* **TASK TO COMPLETE**: Check every line of the entries for "value", and copy the lines that hold it.

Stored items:

════════════════════

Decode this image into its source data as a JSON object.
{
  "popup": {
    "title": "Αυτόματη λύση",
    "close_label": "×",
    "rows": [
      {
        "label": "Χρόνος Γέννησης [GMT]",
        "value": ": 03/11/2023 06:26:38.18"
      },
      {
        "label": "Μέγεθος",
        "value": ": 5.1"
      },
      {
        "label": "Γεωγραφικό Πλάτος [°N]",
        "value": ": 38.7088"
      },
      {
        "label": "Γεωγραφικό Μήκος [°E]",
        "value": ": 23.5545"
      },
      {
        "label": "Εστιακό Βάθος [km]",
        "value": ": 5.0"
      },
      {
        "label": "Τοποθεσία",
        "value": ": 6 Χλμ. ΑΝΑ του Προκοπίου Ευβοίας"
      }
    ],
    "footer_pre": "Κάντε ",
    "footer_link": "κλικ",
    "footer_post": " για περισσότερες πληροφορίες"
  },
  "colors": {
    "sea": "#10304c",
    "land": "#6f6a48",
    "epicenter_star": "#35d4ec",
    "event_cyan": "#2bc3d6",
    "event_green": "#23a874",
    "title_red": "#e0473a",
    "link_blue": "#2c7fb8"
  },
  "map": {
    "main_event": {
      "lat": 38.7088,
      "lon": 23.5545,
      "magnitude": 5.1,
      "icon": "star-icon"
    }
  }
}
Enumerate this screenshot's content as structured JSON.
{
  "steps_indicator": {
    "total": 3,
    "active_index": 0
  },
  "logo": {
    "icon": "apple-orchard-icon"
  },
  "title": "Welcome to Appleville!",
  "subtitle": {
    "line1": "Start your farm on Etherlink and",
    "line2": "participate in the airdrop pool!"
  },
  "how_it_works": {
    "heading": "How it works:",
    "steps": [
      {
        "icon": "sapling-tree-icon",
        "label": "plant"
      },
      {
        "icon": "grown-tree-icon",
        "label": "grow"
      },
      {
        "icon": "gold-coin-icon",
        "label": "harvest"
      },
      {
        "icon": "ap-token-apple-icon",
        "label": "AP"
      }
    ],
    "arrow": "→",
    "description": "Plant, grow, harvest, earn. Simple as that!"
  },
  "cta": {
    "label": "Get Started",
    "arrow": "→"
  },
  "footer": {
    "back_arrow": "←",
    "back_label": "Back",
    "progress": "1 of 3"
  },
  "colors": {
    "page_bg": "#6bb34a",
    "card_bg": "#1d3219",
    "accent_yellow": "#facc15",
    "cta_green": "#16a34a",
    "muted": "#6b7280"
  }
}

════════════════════

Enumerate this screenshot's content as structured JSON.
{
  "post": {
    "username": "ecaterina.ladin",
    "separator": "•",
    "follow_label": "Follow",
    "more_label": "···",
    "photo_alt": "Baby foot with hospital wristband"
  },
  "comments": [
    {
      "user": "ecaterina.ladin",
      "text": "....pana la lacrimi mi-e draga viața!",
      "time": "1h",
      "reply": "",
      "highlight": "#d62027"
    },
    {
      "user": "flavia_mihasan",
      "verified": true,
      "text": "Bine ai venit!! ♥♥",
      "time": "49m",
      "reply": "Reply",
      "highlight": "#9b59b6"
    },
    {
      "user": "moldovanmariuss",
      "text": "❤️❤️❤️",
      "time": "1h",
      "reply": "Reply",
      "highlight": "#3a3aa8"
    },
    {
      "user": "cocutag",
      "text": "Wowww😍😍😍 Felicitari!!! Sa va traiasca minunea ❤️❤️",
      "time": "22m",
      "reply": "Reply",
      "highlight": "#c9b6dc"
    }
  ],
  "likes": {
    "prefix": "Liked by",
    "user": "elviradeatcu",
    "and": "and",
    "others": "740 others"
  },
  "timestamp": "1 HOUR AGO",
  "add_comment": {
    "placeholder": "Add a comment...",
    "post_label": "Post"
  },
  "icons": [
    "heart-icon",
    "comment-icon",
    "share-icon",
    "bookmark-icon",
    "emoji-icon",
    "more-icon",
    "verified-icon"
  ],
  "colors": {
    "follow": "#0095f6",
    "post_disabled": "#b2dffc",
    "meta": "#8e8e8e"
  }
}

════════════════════

* **OUTPUT OF THE EXERCISE**:
        "value": ": 03/11/2023 06:26:38.18"
        "value": ": 5.1"
        "value": ": 38.7088"
        "value": ": 23.5545"
        "value": ": 5.0"
        "value": ": 6 Χλμ. ΑΝΑ του Προκοπίου Ευβοίας"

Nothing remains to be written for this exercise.